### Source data
=== Section Start ===

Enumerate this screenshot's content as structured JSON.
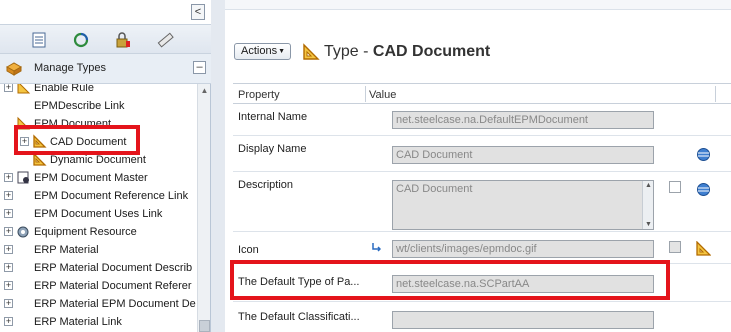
{
  "left_panel": {
    "collapse_glyph": "<",
    "toolbar_icons": [
      "list-view-icon",
      "refresh-icon",
      "lock-icon",
      "ruler-icon"
    ],
    "manage_types": {
      "title": "Manage Types",
      "collapse_glyph": "–"
    },
    "tree": [
      {
        "label": "Enable Rule",
        "expander": "+",
        "indent": 0,
        "icon": "rule-icon"
      },
      {
        "label": "EPMDescribe Link",
        "expander": "",
        "indent": 0,
        "icon": ""
      },
      {
        "label": "EPM Document",
        "expander": "",
        "indent": 0,
        "icon": "document-icon"
      },
      {
        "label": "CAD Document",
        "expander": "+",
        "indent": 1,
        "icon": "cad-document-icon"
      },
      {
        "label": "Dynamic Document",
        "expander": "",
        "indent": 1,
        "icon": "dynamic-document-icon"
      },
      {
        "label": "EPM Document Master",
        "expander": "+",
        "indent": 0,
        "icon": "document-master-icon"
      },
      {
        "label": "EPM Document Reference Link",
        "expander": "+",
        "indent": 0,
        "icon": ""
      },
      {
        "label": "EPM Document Uses Link",
        "expander": "+",
        "indent": 0,
        "icon": ""
      },
      {
        "label": "Equipment Resource",
        "expander": "+",
        "indent": 0,
        "icon": "equipment-icon"
      },
      {
        "label": "ERP Material",
        "expander": "+",
        "indent": 0,
        "icon": ""
      },
      {
        "label": "ERP Material Document Describ",
        "expander": "+",
        "indent": 0,
        "icon": ""
      },
      {
        "label": "ERP Material Document Referer",
        "expander": "+",
        "indent": 0,
        "icon": ""
      },
      {
        "label": "ERP Material EPM Document De",
        "expander": "+",
        "indent": 0,
        "icon": ""
      },
      {
        "label": "ERP Material Link",
        "expander": "+",
        "indent": 0,
        "icon": ""
      }
    ]
  },
  "right_panel": {
    "actions_label": "Actions",
    "type_prefix": "Type - ",
    "type_name": "CAD Document",
    "columns": {
      "property": "Property",
      "value": "Value"
    },
    "properties": [
      {
        "label": "Internal Name",
        "value": "net.steelcase.na.DefaultEPMDocument"
      },
      {
        "label": "Display Name",
        "value": "CAD Document"
      },
      {
        "label": "Description",
        "value": "CAD Document"
      },
      {
        "label": "Icon",
        "value": "wt/clients/images/epmdoc.gif"
      },
      {
        "label": "The Default Type of Pa...",
        "value": "net.steelcase.na.SCPartAA"
      },
      {
        "label": "The Default Classificati...",
        "value": ""
      }
    ]
  },
  "colors": {
    "highlight": "#e4141b",
    "panel_bg": "#f3f6fa",
    "field_bg": "#e1e1e1"
  }
}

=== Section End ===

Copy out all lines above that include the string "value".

### Final answer
      "value": "Value"
        "value": "net.steelcase.na.DefaultEPMDocument"
        "value": "CAD Document"
        "value": "CAD Document"
        "value": "wt/clients/images/epmdoc.gif"
        "value": "net.steelcase.na.SCPartAA"
        "value": ""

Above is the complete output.